[SUPPLIED MATERIAL]:
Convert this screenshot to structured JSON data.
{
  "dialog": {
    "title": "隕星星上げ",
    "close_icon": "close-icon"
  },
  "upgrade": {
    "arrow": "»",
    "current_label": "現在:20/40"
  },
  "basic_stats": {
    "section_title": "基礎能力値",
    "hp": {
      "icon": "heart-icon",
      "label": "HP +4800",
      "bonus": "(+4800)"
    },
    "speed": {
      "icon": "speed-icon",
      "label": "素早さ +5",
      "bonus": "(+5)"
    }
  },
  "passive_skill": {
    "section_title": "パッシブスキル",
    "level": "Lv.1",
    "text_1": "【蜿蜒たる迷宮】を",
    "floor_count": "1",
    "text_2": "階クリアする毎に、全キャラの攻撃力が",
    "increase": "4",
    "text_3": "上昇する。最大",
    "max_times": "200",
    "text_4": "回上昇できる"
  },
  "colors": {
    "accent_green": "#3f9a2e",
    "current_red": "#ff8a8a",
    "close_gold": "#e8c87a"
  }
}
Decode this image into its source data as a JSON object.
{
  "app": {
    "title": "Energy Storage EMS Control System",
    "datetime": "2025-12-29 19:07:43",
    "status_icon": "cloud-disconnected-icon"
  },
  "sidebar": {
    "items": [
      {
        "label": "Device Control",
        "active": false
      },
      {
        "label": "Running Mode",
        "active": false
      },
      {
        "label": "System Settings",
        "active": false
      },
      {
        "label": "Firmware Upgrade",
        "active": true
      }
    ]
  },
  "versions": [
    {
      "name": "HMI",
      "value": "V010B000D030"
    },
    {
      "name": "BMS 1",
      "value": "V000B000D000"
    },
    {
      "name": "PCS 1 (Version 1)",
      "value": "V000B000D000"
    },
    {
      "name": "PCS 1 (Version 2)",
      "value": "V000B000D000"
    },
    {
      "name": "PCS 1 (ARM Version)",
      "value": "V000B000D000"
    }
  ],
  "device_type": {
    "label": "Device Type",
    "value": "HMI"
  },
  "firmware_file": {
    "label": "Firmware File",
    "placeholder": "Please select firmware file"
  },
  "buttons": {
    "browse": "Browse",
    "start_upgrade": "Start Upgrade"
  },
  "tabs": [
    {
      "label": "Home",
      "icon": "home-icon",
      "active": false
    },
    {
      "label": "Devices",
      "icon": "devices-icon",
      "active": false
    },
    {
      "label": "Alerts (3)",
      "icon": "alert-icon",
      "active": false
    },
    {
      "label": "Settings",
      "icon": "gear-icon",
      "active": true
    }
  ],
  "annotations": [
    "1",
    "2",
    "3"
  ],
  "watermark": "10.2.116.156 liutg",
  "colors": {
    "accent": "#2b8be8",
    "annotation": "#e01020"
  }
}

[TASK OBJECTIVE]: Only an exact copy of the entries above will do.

[OUTPUT OF THE EXERCISE]:
Convert this screenshot to structured JSON data.
{
  "dialog": {
    "title": "隕星星上げ",
    "close_icon": "close-icon"
  },
  "upgrade": {
    "arrow": "»",
    "current_label": "現在:20/40"
  },
  "basic_stats": {
    "section_title": "基礎能力値",
    "hp": {
      "icon": "heart-icon",
      "label": "HP +4800",
      "bonus": "(+4800)"
    },
    "speed": {
      "icon": "speed-icon",
      "label": "素早さ +5",
      "bonus": "(+5)"
    }
  },
  "passive_skill": {
    "section_title": "パッシブスキル",
    "level": "Lv.1",
    "text_1": "【蜿蜒たる迷宮】を",
    "floor_count": "1",
    "text_2": "階クリアする毎に、全キャラの攻撃力が",
    "increase": "4",
    "text_3": "上昇する。最大",
    "max_times": "200",
    "text_4": "回上昇できる"
  },
  "colors": {
    "accent_green": "#3f9a2e",
    "current_red": "#ff8a8a",
    "close_gold": "#e8c87a"
  }
}
Decode this image into its source data as a JSON object.
{
  "app": {
    "title": "Energy Storage EMS Control System",
    "datetime": "2025-12-29 19:07:43",
    "status_icon": "cloud-disconnected-icon"
  },
  "sidebar": {
    "items": [
      {
        "label": "Device Control",
        "active": false
      },
      {
        "label": "Running Mode",
        "active": false
      },
      {
        "label": "System Settings",
        "active": false
      },
      {
        "label": "Firmware Upgrade",
        "active": true
      }
    ]
  },
  "versions": [
    {
      "name": "HMI",
      "value": "V010B000D030"
    },
    {
      "name": "BMS 1",
      "value": "V000B000D000"
    },
    {
      "name": "PCS 1 (Version 1)",
      "value": "V000B000D000"
    },
    {
      "name": "PCS 1 (Version 2)",
      "value": "V000B000D000"
    },
    {
      "name": "PCS 1 (ARM Version)",
      "value": "V000B000D000"
    }
  ],
  "device_type": {
    "label": "Device Type",
    "value": "HMI"
  },
  "firmware_file": {
    "label": "Firmware File",
    "placeholder": "Please select firmware file"
  },
  "buttons": {
    "browse": "Browse",
    "start_upgrade": "Start Upgrade"
  },
  "tabs": [
    {
      "label": "Home",
      "icon": "home-icon",
      "active": false
    },
    {
      "label": "Devices",
      "icon": "devices-icon",
      "active": false
    },
    {
      "label": "Alerts (3)",
      "icon": "alert-icon",
      "active": false
    },
    {
      "label": "Settings",
      "icon": "gear-icon",
      "active": true
    }
  ],
  "annotations": [
    "1",
    "2",
    "3"
  ],
  "watermark": "10.2.116.156 liutg",
  "colors": {
    "accent": "#2b8be8",
    "annotation": "#e01020"
  }
}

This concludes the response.